INSTRUCTIONS TO FOLLOW:
Return every record in full. Match each one exactly.

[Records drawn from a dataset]
=-=-=-=-=

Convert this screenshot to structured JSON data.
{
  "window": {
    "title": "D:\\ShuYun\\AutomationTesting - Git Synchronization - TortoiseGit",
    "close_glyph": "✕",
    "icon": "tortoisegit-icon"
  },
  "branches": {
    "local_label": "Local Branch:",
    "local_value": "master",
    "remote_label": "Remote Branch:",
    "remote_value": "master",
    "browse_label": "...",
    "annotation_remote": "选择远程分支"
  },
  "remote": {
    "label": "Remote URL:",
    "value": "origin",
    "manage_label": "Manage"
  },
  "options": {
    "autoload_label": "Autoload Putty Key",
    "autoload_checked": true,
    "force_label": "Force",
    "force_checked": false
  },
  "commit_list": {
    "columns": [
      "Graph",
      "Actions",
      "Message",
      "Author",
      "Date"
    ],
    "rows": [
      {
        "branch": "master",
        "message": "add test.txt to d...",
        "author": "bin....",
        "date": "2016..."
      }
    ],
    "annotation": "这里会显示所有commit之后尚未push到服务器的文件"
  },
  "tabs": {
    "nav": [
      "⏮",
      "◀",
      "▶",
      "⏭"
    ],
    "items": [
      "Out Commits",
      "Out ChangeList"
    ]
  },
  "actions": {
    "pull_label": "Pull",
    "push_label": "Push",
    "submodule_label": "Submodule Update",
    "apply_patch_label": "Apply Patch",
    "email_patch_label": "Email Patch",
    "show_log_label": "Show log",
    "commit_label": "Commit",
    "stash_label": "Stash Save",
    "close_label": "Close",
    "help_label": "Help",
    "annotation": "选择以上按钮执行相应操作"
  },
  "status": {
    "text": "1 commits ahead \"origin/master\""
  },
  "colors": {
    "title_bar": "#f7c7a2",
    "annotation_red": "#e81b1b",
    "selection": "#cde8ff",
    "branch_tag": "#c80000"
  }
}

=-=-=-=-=

RESPONSE AREA:
Convert this screenshot to structured JSON data.
{
  "window": {
    "title": "D:\\ShuYun\\AutomationTesting - Git Synchronization - TortoiseGit",
    "close_glyph": "✕",
    "icon": "tortoisegit-icon"
  },
  "branches": {
    "local_label": "Local Branch:",
    "local_value": "master",
    "remote_label": "Remote Branch:",
    "remote_value": "master",
    "browse_label": "...",
    "annotation_remote": "选择远程分支"
  },
  "remote": {
    "label": "Remote URL:",
    "value": "origin",
    "manage_label": "Manage"
  },
  "options": {
    "autoload_label": "Autoload Putty Key",
    "autoload_checked": true,
    "force_label": "Force",
    "force_checked": false
  },
  "commit_list": {
    "columns": [
      "Graph",
      "Actions",
      "Message",
      "Author",
      "Date"
    ],
    "rows": [
      {
        "branch": "master",
        "message": "add test.txt to d...",
        "author": "bin....",
        "date": "2016..."
      }
    ],
    "annotation": "这里会显示所有commit之后尚未push到服务器的文件"
  },
  "tabs": {
    "nav": [
      "⏮",
      "◀",
      "▶",
      "⏭"
    ],
    "items": [
      "Out Commits",
      "Out ChangeList"
    ]
  },
  "actions": {
    "pull_label": "Pull",
    "push_label": "Push",
    "submodule_label": "Submodule Update",
    "apply_patch_label": "Apply Patch",
    "email_patch_label": "Email Patch",
    "show_log_label": "Show log",
    "commit_label": "Commit",
    "stash_label": "Stash Save",
    "close_label": "Close",
    "help_label": "Help",
    "annotation": "选择以上按钮执行相应操作"
  },
  "status": {
    "text": "1 commits ahead \"origin/master\""
  },
  "colors": {
    "title_bar": "#f7c7a2",
    "annotation_red": "#e81b1b",
    "selection": "#cde8ff",
    "branch_tag": "#c80000"
  }
}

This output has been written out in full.